To date, there is little support for the use of any psychotherapy to address post-stroke anxiety. Similarly, there have been no trials of acceptance and commitment therapy (ACT) for post-stroke anxiety, but clinician opinion suggests that an ACT approach may be effective in this context. In this case study, a high-functioning younger man with post-stroke anxiety and associated medically unexplained symptoms (chest pain and dizziness) was assessed and treated using an ACT approach. Mediators of change for both ACT (psychological flexibility) and cognitive therapy (illness perceptions) were recorded as were measures of depression, anxiety, and stress. By the end of treatment, the client was free of chest pain, had successfully returned to work, and had considerable reductions in anxiety, with smaller reductions in depression and stress. As outcomes improved, concomitant changes in psychological flexibility and illness perceptions were observed. The potential benefits offered by an ACT approach to post-stroke anxiety are discussed.

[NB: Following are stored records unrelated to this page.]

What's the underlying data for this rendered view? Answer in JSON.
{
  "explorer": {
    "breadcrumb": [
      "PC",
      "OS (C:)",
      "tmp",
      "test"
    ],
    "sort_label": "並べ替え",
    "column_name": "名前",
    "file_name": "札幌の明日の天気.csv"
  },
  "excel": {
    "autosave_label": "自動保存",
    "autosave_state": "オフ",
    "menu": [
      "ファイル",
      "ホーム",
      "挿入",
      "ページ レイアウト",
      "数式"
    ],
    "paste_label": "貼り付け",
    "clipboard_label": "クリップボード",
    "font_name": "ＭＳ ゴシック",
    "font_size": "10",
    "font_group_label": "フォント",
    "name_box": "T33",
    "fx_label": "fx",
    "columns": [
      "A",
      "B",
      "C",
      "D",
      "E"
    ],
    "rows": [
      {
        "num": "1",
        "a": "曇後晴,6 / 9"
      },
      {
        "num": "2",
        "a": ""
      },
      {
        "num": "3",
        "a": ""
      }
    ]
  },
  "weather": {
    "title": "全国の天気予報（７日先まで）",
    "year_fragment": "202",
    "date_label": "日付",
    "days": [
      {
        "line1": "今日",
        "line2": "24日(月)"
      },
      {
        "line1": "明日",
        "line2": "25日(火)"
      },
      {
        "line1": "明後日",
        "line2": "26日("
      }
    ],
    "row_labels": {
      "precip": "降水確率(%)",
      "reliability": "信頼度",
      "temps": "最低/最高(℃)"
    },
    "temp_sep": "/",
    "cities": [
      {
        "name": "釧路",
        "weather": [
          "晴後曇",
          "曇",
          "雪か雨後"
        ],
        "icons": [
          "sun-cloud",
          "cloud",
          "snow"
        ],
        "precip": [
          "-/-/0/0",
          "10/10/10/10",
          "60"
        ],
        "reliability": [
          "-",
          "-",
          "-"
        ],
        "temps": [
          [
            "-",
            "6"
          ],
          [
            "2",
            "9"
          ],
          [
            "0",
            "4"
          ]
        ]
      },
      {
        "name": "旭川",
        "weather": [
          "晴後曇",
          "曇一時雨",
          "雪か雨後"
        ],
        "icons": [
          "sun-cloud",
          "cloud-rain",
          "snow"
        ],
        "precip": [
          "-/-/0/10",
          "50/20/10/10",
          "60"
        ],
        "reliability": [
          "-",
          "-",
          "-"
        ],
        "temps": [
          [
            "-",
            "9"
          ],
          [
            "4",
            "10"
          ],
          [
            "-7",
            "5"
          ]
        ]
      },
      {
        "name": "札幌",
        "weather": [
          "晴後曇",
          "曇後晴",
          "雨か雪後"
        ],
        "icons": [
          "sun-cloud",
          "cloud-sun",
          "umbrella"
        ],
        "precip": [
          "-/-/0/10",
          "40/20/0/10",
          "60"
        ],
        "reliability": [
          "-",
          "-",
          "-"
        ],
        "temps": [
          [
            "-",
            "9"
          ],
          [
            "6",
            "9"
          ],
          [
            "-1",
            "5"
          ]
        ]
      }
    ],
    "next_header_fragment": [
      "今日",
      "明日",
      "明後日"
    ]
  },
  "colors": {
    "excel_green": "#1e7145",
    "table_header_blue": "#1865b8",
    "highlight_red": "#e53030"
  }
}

- acceptance and commitment therapy
- chronic illness
- post-stroke anxiety